It all comes down to a relentless refusal to allow so-called "improvements" ruin their vision.
Genius is fragile. Especially creative genius. Big ideas can die at every step along the way. The more brilliant an idea, the more fervently it needs your protection. Below, three deadly threats to your ideas.
The biggest threats to your boldest ideas
Diluting the essence of an idea
First, the slow, agonizing death. It happens through an accumulation of seemingly innocent tweaks that gradually remove the unique defining features.
There's an expression in advertising: "getting pecked apart by ducks." In my earlier career as a copywriter, I learned that ideas aren't always outright rejected. They're "improved" with an endless series of minor tweaks. What was once a big idea is reduced to a quivering mass of jelly.
This happens when decision-makers get nervous and try to play it safe, and make a series of small but deadly tweaks.
Elon Musk described the difficulty of building world-changing technology: "People are mistaken when they think that technology just automatically improves. It does not automatically improve. It only improves if a lot of people work very hard to make it better, and actually it will, I think, by itself degrade, actually."
Ideas degrade when not protected.
When you hear the words "Let's just make this one tiny tweak," sound the alarm. A flock of ducks are headed your way.
Junking it up with too many features
More is not better. Compared to Apple's exquisitely simple design, Microsoft notoriously overbuilds it's products, cluttering them with so many features that the product becomes overwhelmingly complex.
Jobs explained his approach to product development, "When you first start off trying to solve a problem, the first solutions you come up with are very complex, and most people stop there. But if you keep going, and live with the problem and peel more layers of the onion off, you can oftentimes arrive at some very elegant and simple solutions."
Combining two or three ideas into one
Finally, here's what I call "the Frankenstein." When two or three ideas get mish-mashed together, the results aren't pretty.
If you try to be all things to all people, you will never be anything to anyone.
How to protect your ideas, like Elon Musk and Steve Jobs did? Follow these four steps.
Protect your ideas
1. Avoid committee mentality
What politics and protocol could be killing ideas through overthinking and red tape? How do ideas get approved? Examine the approval process.
Remember that too much input may not be a good thing. Steve Jobs was famous for saying "It's really hard to design products by focus groups. A lot of times, people don't know what they want until you show it to them."
2. Refuse to dumb down ideas
Big ideas are fragile because they can be easily dumbed down. How will you protect your ideas? How will you sell this into your process, and get support for your agenda from your employees?
3. Good is the enemy of great
Any truly innovative idea requires ferocious, relentless, even irrational dedication to see it through execution.
Ideas are also weakened with a slow drip of mediocrity in an attempt to take the safe route. Are you so focused on playing it safe that you're killing fascination opportunities before they've had a chance to hatch?

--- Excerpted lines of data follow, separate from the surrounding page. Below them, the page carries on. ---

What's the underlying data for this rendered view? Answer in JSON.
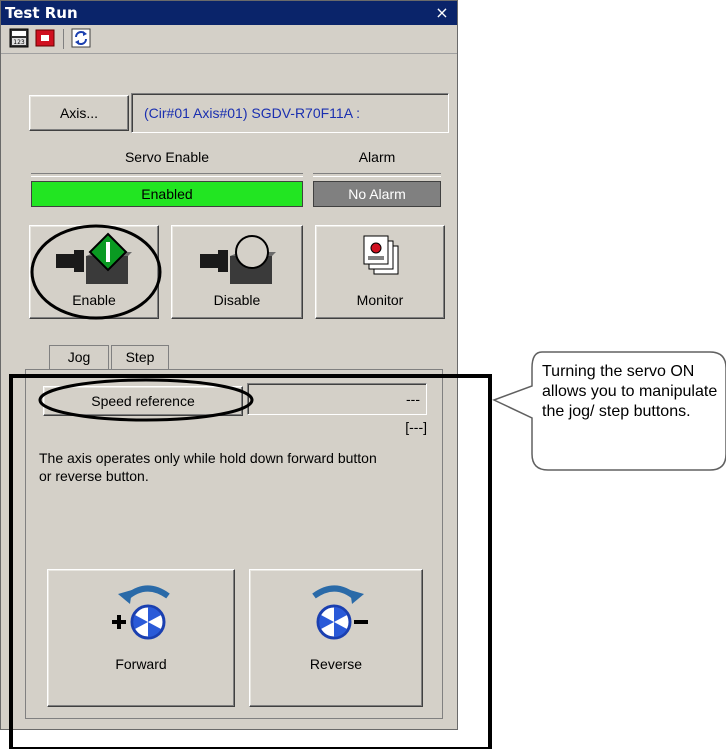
{
  "window": {
    "title": "Test Run",
    "close_label": "×"
  },
  "toolbar": {
    "icons": [
      "calculator-123-icon",
      "record-red-icon",
      "refresh-icon"
    ]
  },
  "axis": {
    "button_label": "Axis...",
    "value": "(Cir#01 Axis#01) SGDV-R70F11A :"
  },
  "servo": {
    "enable_heading": "Servo Enable",
    "alarm_heading": "Alarm",
    "enable_status": "Enabled",
    "alarm_status": "No Alarm",
    "enabled_color": "#22e522",
    "buttons": {
      "enable": "Enable",
      "disable": "Disable",
      "monitor": "Monitor"
    }
  },
  "tabs": {
    "items": [
      "Jog",
      "Step"
    ],
    "active": "Jog"
  },
  "jog": {
    "speed_button": "Speed reference",
    "speed_value": "---",
    "speed_unit": "[---]",
    "description": "The axis operates only while hold down forward button or reverse button.",
    "forward_label": "Forward",
    "reverse_label": "Reverse"
  },
  "callout": {
    "text": "Turning the servo ON allows you to manipulate the jog/ step buttons."
  }
}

Forgo the temptation to settle for good. Relentlessly pursue the great.
3. Avoid the same old, same old
What might have been fascinating at one time can soon become unremarkable. Crayola's first contest to name a color drew two million entries in 1993. But without changing the format, participation soon dwindled to a measly 25,000 entries. Now, it's irrelevant.
What are the old stand-by ways you seek to earn attention-- the ones that may have worked at one time? Are they starting to become old and dusty?

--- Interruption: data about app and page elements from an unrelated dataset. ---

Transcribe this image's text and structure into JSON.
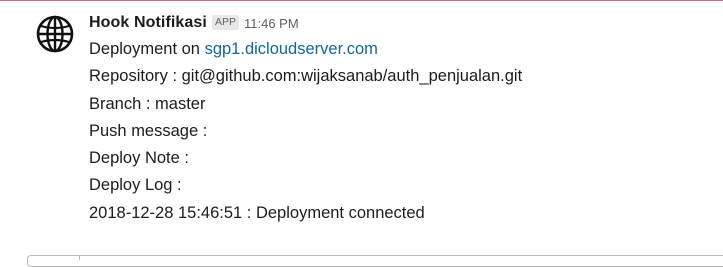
{
  "message": {
    "sender": "Hook Notifikasi",
    "badge": "APP",
    "time": "11:46 PM",
    "avatar_icon": "globe-icon",
    "lines": {
      "deployment_prefix": "Deployment on ",
      "deployment_host": "sgp1.dicloudserver.com",
      "repository": "Repository : git@github.com:wijaksanab/auth_penjualan.git",
      "branch": "Branch : master",
      "push_message": "Push message :",
      "deploy_note": "Deploy Note :",
      "deploy_log": "Deploy Log :",
      "log_entry": "2018-12-28 15:46:51 : Deployment connected"
    }
  },
  "colors": {
    "link": "#1264a3",
    "text": "#1d1c1d",
    "muted": "#616061",
    "badge_bg": "#e8e8e8",
    "top_rule": "#d36b7c"
  }
}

4. Make mistakes
Mishaps are inherent to the innovation process. Learn and improve with every single one.
Jobs said, "Sometimes when you innovate, you make mistakes. It is best to admit them quickly, and get on with improving your other innovations."
Musk agrees: "There's a silly notion that failure's not an option at NASA. Failure is an option here. If things are not failing, then you're not innovating enough."
The bigger, the more revolutionary the idea, the greater its potential for dying an excruciating death at some point along the way.
Giving into the fear and compromising your principles can derail your efforts for building a fascinating business.
How do YOU protect your biggest, boldest ideas?